Brad Richter Biography

Classical Guitarist, Composer

Brad Richter took an unusual path to his career as a composer, touring artist and co-founder of Lead Guitar, a not-for-profit that provides free arts education to thousands of young people in disenfranchised communities throughout the United States.


Born in Enid, Oklahoma in 1969, Richter showed an early interest in music, but absent opportunities to pursue it, he burned through a series of obsessions that included an effort to break the pogo stick world record, riding a bicycle across Oklahoma and running a marathon – the latter two at age twelve. That same year he saved enough money mowing lawns to buy his first guitar, a $40 Kalamazoo electric found at a local pawnshop. From that moment he poured his energy into teaching himself to play and compose.

On his eighteenth birthday Richter left Enid for Los Angeles where he spent his days working as a landscaper, dishwasher and house painter, all the while using every spare moment to practice and compose. His first professional engagement was at Whiskey-a-Go-Go, playing his own classical guitar compositions as an opening act for local heavy metal bands.

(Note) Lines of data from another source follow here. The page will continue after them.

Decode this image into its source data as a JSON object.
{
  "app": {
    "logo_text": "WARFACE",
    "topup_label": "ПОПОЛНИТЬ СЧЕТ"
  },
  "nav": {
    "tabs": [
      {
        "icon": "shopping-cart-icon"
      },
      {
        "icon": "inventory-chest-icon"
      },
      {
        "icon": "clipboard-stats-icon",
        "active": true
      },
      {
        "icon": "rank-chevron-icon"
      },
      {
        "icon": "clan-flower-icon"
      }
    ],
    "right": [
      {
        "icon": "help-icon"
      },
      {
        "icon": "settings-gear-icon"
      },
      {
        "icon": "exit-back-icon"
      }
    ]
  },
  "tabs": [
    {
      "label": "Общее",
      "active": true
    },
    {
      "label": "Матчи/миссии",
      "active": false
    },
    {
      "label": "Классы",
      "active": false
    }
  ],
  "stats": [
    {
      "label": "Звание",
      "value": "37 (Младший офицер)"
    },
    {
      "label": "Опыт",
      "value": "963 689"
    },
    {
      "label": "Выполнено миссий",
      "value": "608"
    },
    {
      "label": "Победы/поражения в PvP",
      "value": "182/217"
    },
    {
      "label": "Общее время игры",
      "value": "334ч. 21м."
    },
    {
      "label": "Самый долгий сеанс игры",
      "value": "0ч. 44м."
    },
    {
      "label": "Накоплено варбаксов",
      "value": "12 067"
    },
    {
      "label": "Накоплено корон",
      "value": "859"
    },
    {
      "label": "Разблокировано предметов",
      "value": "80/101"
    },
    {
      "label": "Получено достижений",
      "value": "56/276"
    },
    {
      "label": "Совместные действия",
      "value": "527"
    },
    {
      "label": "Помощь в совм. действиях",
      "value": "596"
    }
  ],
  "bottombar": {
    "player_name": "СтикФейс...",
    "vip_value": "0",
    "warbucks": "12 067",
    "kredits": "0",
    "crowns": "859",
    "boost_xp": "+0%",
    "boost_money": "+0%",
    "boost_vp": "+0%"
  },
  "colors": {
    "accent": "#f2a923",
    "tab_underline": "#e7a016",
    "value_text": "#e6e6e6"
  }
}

At nineteen and looking for a next adventure Richter headed to Chicago where, with no formal music training, he won a full scholarship to the American Conservatory of Music. He later earned a Master’s Degree in guitar and composition from the Royal College of Music in London and became the first guitarist in that college’s history to win the coveted Thomas Morherr Prize for voice accompaniment. On returning to the US he notched several competition wins, including the International Fingerstyle Guitar Championship and the International Composer’s Guild Competition.

Richter’s legacy as a performer includes nearly one-thousand concerts in North America and Europe and innumerable appearances on NPR’s Performance Today. An avid collaborator, his long-term touring partners were cellist Viktor Uzur, with whom Brad recorded three critically acclaimed albums as the Richter Uzur Duo, and guitarist Carlos Bonell, his teacher at the Royal College of Music. A run as solo accompanist for the Grammy-winning Phoenix Chorale and composing Navigating Lake Bonneville, a concert-length work for choir, guitar, percussion, cello, soprano and narrator commissioned by Weber State University standout in terms of project-based collaborations. Broadway legend Ben Vereen and Grammy-winners the Pacifica Quartet and David Finckel are among those who have premiered his compositions and arrangements. Other commissions of note include: Duo Concerto for Cello and Guitar, written with Viktor Uzur for the Jackson Symphony Orchestra; Devil in the Details, commissioned by the National Music Teachers Association, and music for an episode of the PBS series The Desert Speaks.

In 2019 Richter’s performing career was cut short by issues resulting from Lyme disease – a development which, far from sapping his energy, has strengthened Brad’s resolve to create arts education opportunities for young people nationwide.

Since its inception in 1999 when Brad penned the program’s curriculum, Lead Guitar has expanded from its base in Tucson to reach thousands of young people in Chicago, Phoenix, Los Angeles, Oklahoma and Colorado and earned the support of the National Endowment for the Arts. Through the University of Arizona and in collaboration with faculty from its College of Fine Arts, Richter has applied the Lead Guitar model to a variety of artistic disciplines, including dance, percussion, theater and the visual arts in order to provide a wide swath of free arts learning opportunities to schools in low socio-economic status communities. Brad is the founding Director of a newly formed University of Arizona unit that houses those programs: Arizona Arts in Schools.